City of the Future
Daniel Summerell shares a unit of work that involves working collaboratively to design a city of the future within Minecraft.
Why bizarre milkshakes will never replace world-class consent education
Amanda Keddie discusses the Australian Government’s resource developed to help schools address the challenge of educating young people about respectful relationships and the problems she has with milkshakes.
When Real World Mapping Meets Tolkien
Dan Bell steps through the process of turning a real world map into something from Middle Earth.
What Good Leaders Do When Replacing Bad Leaders
Andrew Blum provides strategies for dealing with the transition between leaders.
Atlas of AI with Kate Crawford
Kate Crawford speaks about her new book, Atlas of AI. In it, she attempts to capture the human side of artificial intelligence, whether it be the resources, the workforce, history, datasets or the escape to space.
The Next Generation of Robots is Here
Clive Thompson dives into the world of robotics. This includes the development of the Unimate, the challenge of replicating the human hand, the innovative opportunity provided by the X-Box’s 3-D-sensing chip, and the financial incentive offered by pandemic.
Hackers Used to Be Humans. Soon, AIs Will Hack Humanity
Bruce Schneier discusses the findings of an investigation into the future of AI and hacking.
The Observatory of Anonymity
Cory Doctorow discusses the problems on anonymity of de-identified data over time.
30 Days of HTML
Jen Kramer and Erika Lee breakdown HTML one element at a time.
What should become of the office?
Waleed Aly and Scott Stephens speak with Gideon Haigh about his book The Momentous, Uneventful Day: A Requiem for the Office.

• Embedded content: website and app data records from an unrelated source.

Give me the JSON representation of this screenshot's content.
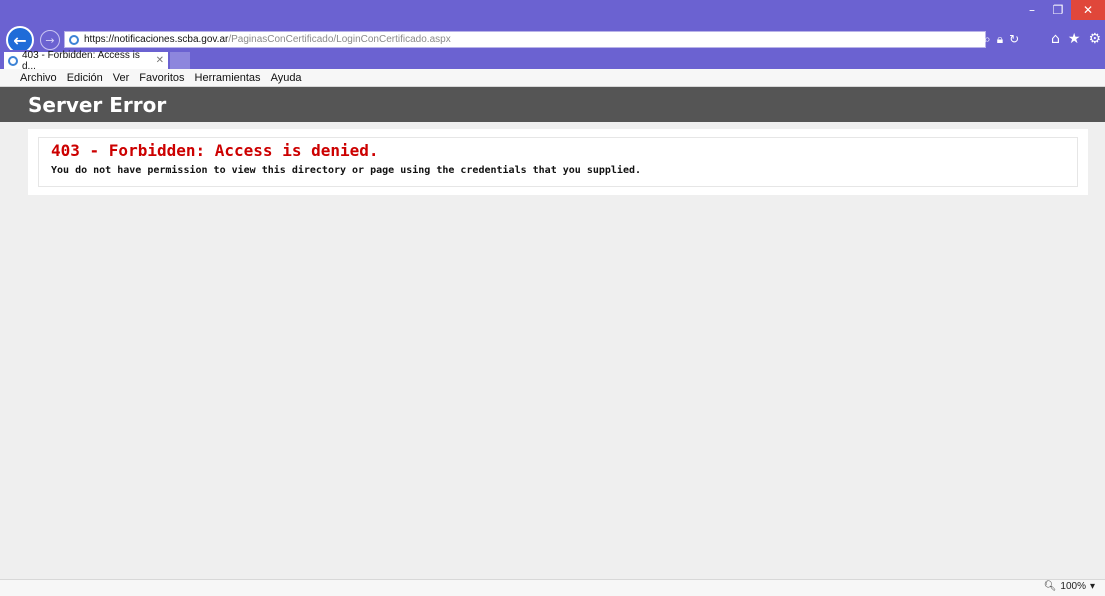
{
  "browser": {
    "url_host": "https://notificaciones.scba.gov.ar",
    "url_path": "/PaginasConCertificado/LoginConCertificado.aspx",
    "tab_title": "403 - Forbidden: Access is d...",
    "icons": [
      "back-arrow-icon",
      "forward-arrow-icon",
      "search-icon",
      "lock-icon",
      "refresh-icon",
      "home-icon",
      "favorites-star-icon",
      "gear-icon"
    ]
  },
  "menubar": {
    "items": [
      "Archivo",
      "Edición",
      "Ver",
      "Favoritos",
      "Herramientas",
      "Ayuda"
    ]
  },
  "page": {
    "header": "Server Error",
    "error_title": "403 - Forbidden: Access is denied.",
    "error_message": "You do not have permission to view this directory or page using the credentials that you supplied."
  },
  "statusbar": {
    "zoom": "100%"
  },
  "colors": {
    "chrome": "#6b62d1",
    "header_bg": "#555555",
    "error_red": "#cc0000"
  }
}
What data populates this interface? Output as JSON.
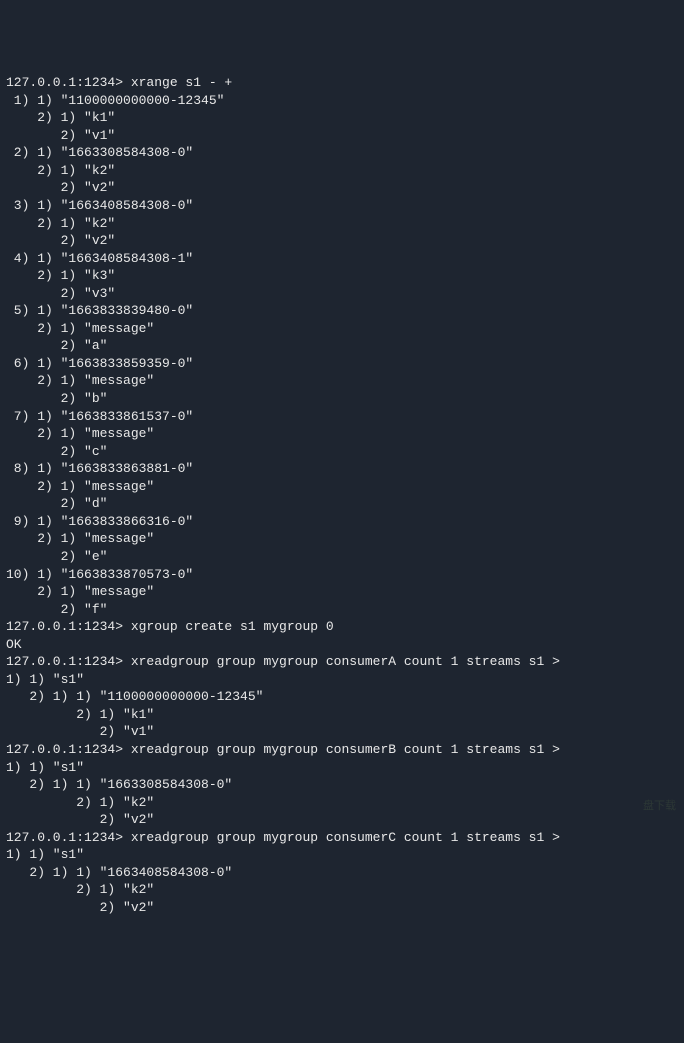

With so many forced to work offsite during the pandemic, the three consider the current purpose of the office and its futute moving forward.
There’s a Name for the Blah You’re Feeling: It’s Called Languishing
Adam Grant explains that mental health is a spectrum and in the middle between flourishing and depression is the feeling of languishing.
How to Rewild Your Balcony, One Native Plant at a Time
Jeff VanderMeer shares eight tips for rewilding your yard even when there is limited space.
I’ve learnt a lot from Bluey, but can the show be more representative?
Beverley Wang talks about the way in which she was blindsided by Bluey with its sense of mortality. She talks about the power of co-viewing and the learning opportunities that arise with this.
How Donald Trump Wanted the End of History
Rebecca Solnit looks back on Donald Trump’s legacy and reflects on his effort to ‘end history’.
Read Write Respond #064
So that was April for me, how about you? As always, love to hear.
Image via JustLego101
7 responses on “📰 Read Write Respond #064”
Great stuff Aaron !
It is always great to stumble upon other bloggers that love sharing information. Such as @mrkrndvs – I just found out about your Read Write Respond collections and love the way it is formatted, including the LEGO-themed cover photo. Great stuff!
@mrkrndvs That said, is there an RSS feed for only those kinds of articles, or perhaps also including thoughts? The audio and likes introduce a lot of noise in my reader.